• WHAT NEEDS TO BE DONE:
Type out the data below in its entirety, exactly as given.
▼▼▼
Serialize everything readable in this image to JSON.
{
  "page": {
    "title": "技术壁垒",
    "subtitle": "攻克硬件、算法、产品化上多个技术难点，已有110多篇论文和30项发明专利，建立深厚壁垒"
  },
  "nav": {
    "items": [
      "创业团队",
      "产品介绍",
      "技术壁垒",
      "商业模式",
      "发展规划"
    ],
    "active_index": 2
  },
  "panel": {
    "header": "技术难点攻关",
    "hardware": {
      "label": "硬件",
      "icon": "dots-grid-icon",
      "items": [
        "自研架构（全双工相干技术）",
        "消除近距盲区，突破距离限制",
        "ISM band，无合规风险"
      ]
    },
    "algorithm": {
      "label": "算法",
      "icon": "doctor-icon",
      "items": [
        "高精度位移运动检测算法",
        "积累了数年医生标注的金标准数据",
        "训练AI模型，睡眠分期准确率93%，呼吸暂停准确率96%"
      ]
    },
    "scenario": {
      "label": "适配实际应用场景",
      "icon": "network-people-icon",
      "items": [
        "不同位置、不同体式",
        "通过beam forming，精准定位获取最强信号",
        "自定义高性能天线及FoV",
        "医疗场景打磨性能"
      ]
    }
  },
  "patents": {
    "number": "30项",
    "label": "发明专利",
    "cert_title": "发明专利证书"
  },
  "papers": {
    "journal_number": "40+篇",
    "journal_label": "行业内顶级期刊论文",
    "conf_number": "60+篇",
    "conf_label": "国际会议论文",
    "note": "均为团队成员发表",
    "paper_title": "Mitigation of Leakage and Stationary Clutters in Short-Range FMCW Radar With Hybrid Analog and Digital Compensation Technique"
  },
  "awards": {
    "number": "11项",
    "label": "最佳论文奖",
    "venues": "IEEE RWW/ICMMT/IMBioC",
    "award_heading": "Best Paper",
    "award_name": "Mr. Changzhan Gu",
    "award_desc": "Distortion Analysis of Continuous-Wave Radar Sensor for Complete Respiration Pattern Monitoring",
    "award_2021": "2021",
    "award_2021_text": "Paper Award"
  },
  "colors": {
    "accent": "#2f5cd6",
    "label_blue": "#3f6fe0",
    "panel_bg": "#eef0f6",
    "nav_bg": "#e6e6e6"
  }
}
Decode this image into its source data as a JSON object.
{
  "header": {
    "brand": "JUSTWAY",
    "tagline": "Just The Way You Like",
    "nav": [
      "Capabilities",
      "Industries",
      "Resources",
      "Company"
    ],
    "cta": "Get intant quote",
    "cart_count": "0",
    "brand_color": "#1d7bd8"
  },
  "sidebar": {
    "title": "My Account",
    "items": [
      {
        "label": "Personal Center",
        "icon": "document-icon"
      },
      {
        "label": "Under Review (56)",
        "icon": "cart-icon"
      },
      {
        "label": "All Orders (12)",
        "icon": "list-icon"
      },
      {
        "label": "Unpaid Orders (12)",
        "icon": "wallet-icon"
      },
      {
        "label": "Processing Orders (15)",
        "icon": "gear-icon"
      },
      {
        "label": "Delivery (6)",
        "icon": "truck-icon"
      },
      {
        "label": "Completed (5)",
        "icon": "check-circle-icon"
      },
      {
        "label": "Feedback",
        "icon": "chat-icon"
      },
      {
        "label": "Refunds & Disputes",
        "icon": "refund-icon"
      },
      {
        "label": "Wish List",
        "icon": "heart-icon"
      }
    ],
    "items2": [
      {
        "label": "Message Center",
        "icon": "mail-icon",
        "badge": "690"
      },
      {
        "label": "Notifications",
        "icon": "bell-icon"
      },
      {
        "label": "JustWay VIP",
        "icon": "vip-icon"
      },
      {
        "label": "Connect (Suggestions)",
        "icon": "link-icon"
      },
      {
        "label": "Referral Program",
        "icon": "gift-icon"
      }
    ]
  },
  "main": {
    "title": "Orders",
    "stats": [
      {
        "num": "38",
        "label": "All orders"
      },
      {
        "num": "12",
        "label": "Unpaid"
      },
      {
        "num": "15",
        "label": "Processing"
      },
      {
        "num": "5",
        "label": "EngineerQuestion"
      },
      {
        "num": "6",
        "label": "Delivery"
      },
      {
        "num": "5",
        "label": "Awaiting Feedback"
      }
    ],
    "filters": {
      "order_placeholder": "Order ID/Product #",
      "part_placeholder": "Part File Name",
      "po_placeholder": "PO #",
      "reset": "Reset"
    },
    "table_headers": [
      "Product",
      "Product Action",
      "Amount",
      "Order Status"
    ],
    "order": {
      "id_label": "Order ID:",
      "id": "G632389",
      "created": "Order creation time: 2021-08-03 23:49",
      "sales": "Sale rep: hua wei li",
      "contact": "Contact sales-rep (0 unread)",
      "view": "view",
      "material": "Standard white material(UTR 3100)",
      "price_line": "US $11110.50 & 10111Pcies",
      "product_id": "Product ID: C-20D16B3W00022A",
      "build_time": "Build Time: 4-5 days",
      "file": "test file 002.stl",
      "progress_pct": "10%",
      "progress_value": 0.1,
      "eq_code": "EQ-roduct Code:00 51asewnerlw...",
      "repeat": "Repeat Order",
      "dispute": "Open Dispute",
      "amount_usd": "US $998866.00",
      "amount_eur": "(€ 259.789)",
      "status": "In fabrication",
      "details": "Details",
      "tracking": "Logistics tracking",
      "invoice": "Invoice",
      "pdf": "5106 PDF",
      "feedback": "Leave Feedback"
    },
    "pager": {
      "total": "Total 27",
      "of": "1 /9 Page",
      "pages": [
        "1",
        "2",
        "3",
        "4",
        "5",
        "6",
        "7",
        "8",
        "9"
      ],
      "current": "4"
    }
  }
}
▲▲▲
• RESULT BELOW:
Serialize everything readable in this image to JSON.
{
  "page": {
    "title": "技术壁垒",
    "subtitle": "攻克硬件、算法、产品化上多个技术难点，已有110多篇论文和30项发明专利，建立深厚壁垒"
  },
  "nav": {
    "items": [
      "创业团队",
      "产品介绍",
      "技术壁垒",
      "商业模式",
      "发展规划"
    ],
    "active_index": 2
  },
  "panel": {
    "header": "技术难点攻关",
    "hardware": {
      "label": "硬件",
      "icon": "dots-grid-icon",
      "items": [
        "自研架构（全双工相干技术）",
        "消除近距盲区，突破距离限制",
        "ISM band，无合规风险"
      ]
    },
    "algorithm": {
      "label": "算法",
      "icon": "doctor-icon",
      "items": [
        "高精度位移运动检测算法",
        "积累了数年医生标注的金标准数据",
        "训练AI模型，睡眠分期准确率93%，呼吸暂停准确率96%"
      ]
    },
    "scenario": {
      "label": "适配实际应用场景",
      "icon": "network-people-icon",
      "items": [
        "不同位置、不同体式",
        "通过beam forming，精准定位获取最强信号",
        "自定义高性能天线及FoV",
        "医疗场景打磨性能"
      ]
    }
  },
  "patents": {
    "number": "30项",
    "label": "发明专利",
    "cert_title": "发明专利证书"
  },
  "papers": {
    "journal_number": "40+篇",
    "journal_label": "行业内顶级期刊论文",
    "conf_number": "60+篇",
    "conf_label": "国际会议论文",
    "note": "均为团队成员发表",
    "paper_title": "Mitigation of Leakage and Stationary Clutters in Short-Range FMCW Radar With Hybrid Analog and Digital Compensation Technique"
  },
  "awards": {
    "number": "11项",
    "label": "最佳论文奖",
    "venues": "IEEE RWW/ICMMT/IMBioC",
    "award_heading": "Best Paper",
    "award_name": "Mr. Changzhan Gu",
    "award_desc": "Distortion Analysis of Continuous-Wave Radar Sensor for Complete Respiration Pattern Monitoring",
    "award_2021": "2021",
    "award_2021_text": "Paper Award"
  },
  "colors": {
    "accent": "#2f5cd6",
    "label_blue": "#3f6fe0",
    "panel_bg": "#eef0f6",
    "nav_bg": "#e6e6e6"
  }
}
Decode this image into its source data as a JSON object.
{
  "header": {
    "brand": "JUSTWAY",
    "tagline": "Just The Way You Like",
    "nav": [
      "Capabilities",
      "Industries",
      "Resources",
      "Company"
    ],
    "cta": "Get intant quote",
    "cart_count": "0",
    "brand_color": "#1d7bd8"
  },
  "sidebar": {
    "title": "My Account",
    "items": [
      {
        "label": "Personal Center",
        "icon": "document-icon"
      },
      {
        "label": "Under Review (56)",
        "icon": "cart-icon"
      },
      {
        "label": "All Orders (12)",
        "icon": "list-icon"
      },
      {
        "label": "Unpaid Orders (12)",
        "icon": "wallet-icon"
      },
      {
        "label": "Processing Orders (15)",
        "icon": "gear-icon"
      },
      {
        "label": "Delivery (6)",
        "icon": "truck-icon"
      },
      {
        "label": "Completed (5)",
        "icon": "check-circle-icon"
      },
      {
        "label": "Feedback",
        "icon": "chat-icon"
      },
      {
        "label": "Refunds & Disputes",
        "icon": "refund-icon"
      },
      {
        "label": "Wish List",
        "icon": "heart-icon"
      }
    ],
    "items2": [
      {
        "label": "Message Center",
        "icon": "mail-icon",
        "badge": "690"
      },
      {
        "label": "Notifications",
        "icon": "bell-icon"
      },
      {
        "label": "JustWay VIP",
        "icon": "vip-icon"
      },
      {
        "label": "Connect (Suggestions)",
        "icon": "link-icon"
      },
      {
        "label": "Referral Program",
        "icon": "gift-icon"
      }
    ]
  },
  "main": {
    "title": "Orders",
    "stats": [
      {
        "num": "38",
        "label": "All orders"
      },
      {
        "num": "12",
        "label": "Unpaid"
      },
      {
        "num": "15",
        "label": "Processing"
      },
      {
        "num": "5",
        "label": "EngineerQuestion"
      },
      {
        "num": "6",
        "label": "Delivery"
      },
      {
        "num": "5",
        "label": "Awaiting Feedback"
      }
    ],
    "filters": {
      "order_placeholder": "Order ID/Product #",
      "part_placeholder": "Part File Name",
      "po_placeholder": "PO #",
      "reset": "Reset"
    },
    "table_headers": [
      "Product",
      "Product Action",
      "Amount",
      "Order Status"
    ],
    "order": {
      "id_label": "Order ID:",
      "id": "G632389",
      "created": "Order creation time: 2021-08-03 23:49",
      "sales": "Sale rep: hua wei li",
      "contact": "Contact sales-rep (0 unread)",
      "view": "view",
      "material": "Standard white material(UTR 3100)",
      "price_line": "US $11110.50 & 10111Pcies",
      "product_id": "Product ID: C-20D16B3W00022A",
      "build_time": "Build Time: 4-5 days",
      "file": "test file 002.stl",
      "progress_pct": "10%",
      "progress_value": 0.1,
      "eq_code": "EQ-roduct Code:00 51asewnerlw...",
      "repeat": "Repeat Order",
      "dispute": "Open Dispute",
      "amount_usd": "US $998866.00",
      "amount_eur": "(€ 259.789)",
      "status": "In fabrication",
      "details": "Details",
      "tracking": "Logistics tracking",
      "invoice": "Invoice",
      "pdf": "5106 PDF",
      "feedback": "Leave Feedback"
    },
    "pager": {
      "total": "Total 27",
      "of": "1 /9 Page",
      "pages": [
        "1",
        "2",
        "3",
        "4",
        "5",
        "6",
        "7",
        "8",
        "9"
      ],
      "current": "4"
    }
  }
}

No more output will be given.